Updated: Oct 11
So this week's study gave me chance to look at the way photographers are perceived by others. Whether this be in film, television or the way goods are marketed to us. However the process also gave me chance to look at myself, as summed up in the image opposite and question how I am viewed as a photographer. In addition what do I want to achieve with my practice going forward.
Historically there was a degree of glamour associated with photography. An almost elite band of professionals surrounded by beautiful people, using the latest technology. Almost performing magic as they developed their images from a little black box of tricks.
Fast forward to today's world and nearly everyone has a camera attached to their smartphone, taking images with the aid of filters, which remove a degree of the magic and mystery surrounding the profession. In fact many photographers now producing their large DSLRs and big zoom lenses in public are adding to the less attractive perception some people have with regards to our voyeuristic behaviour. Something which was brought to life in a number of films such as 'Peeping Tom' and 'Nightcrawler'. Having been challenged and stopped a number of times by security guards in public spaces with the 'offending DSLR' in my hands, I can testify these guards have almost certainly watched both films.
Whilst the advent of smartphones and filters can be seen as a threat to the 'art of photography.' Many photographers, including Damon Winter, have embraced this technology, as we saw in his award winning series of photographs of US troops, all shot on an iPhone with the Hipstamatic App. The discreet look and feel of a smartphone versus the larger camera enabled him to capture shots and emotions that would rarely be possible with a DSLR. We must accept the fact people, including US troops, will act differently when they know they are being photographed.
Walker Evans took this a step further in photographing the subway.

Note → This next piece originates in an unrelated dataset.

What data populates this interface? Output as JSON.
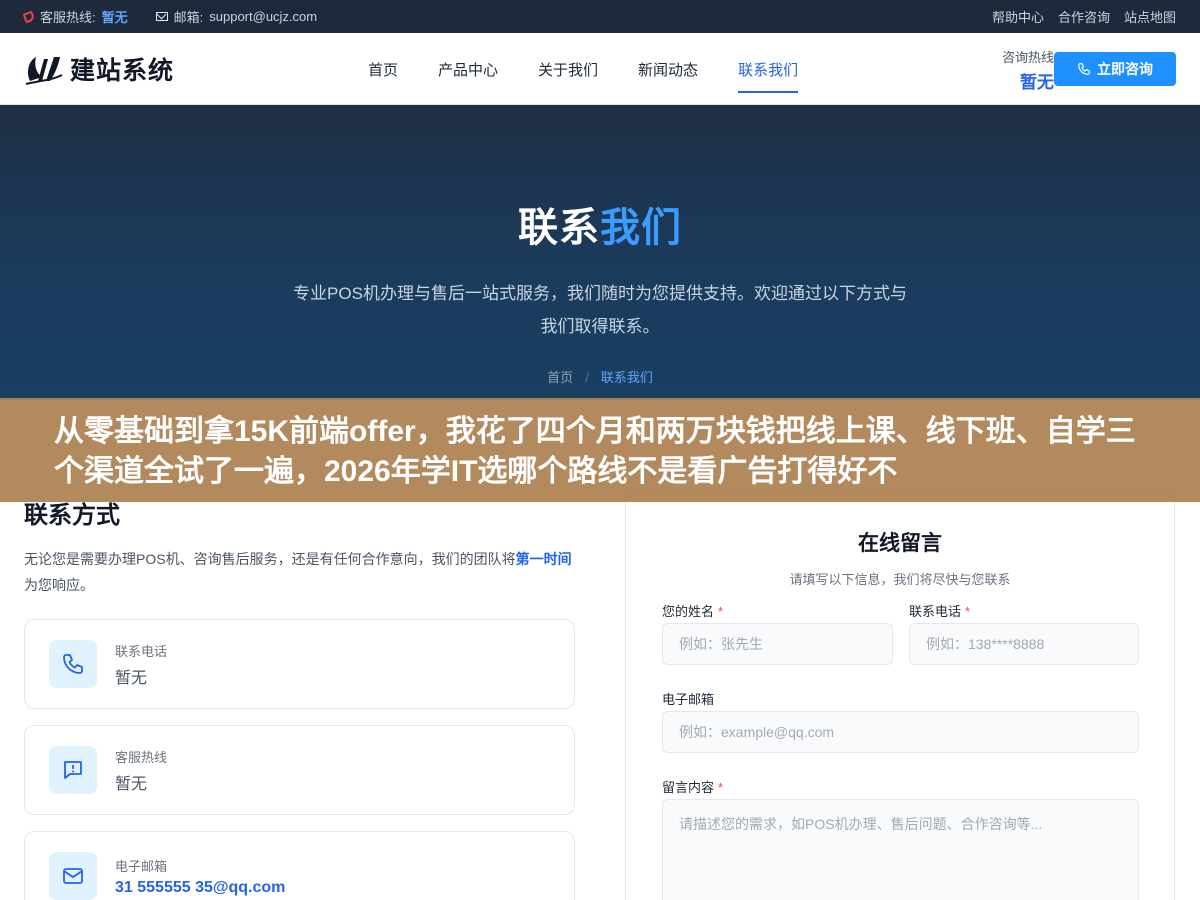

Fully concealing his camera beneath his clothing and activating it with a shutter release cable he certainly captured an array of natural images of the unsuspecting public. Whilst this can be seen as a positive approach in terms of the final image, I guess it does play back to the public's perception in respect of voyeurism.
As each new smartphone is launched and the accompanying marketing emphasises even more camera related features, it is easy to think that photography, as we know it, may have a limited shelf life. However I was encouraged by Damon Winter's summary that, despite his use of his iPhone and App, the same fundamentals of composition, information, moment, emotion and connection all need to exist in a photograph to make it right. You still need the artistic photographer to see these things before the shot is taken.
Whilst I will continue to capture the majority of my images via my DSLR camera, I do intend to explore and embrace the use of smaller compact camera systems and smartphones to add a more natural feel to some of my urban shots... security guards permitting of course!
Long may great photography continue to be created by us all, whatever the vehicle we use to capture it.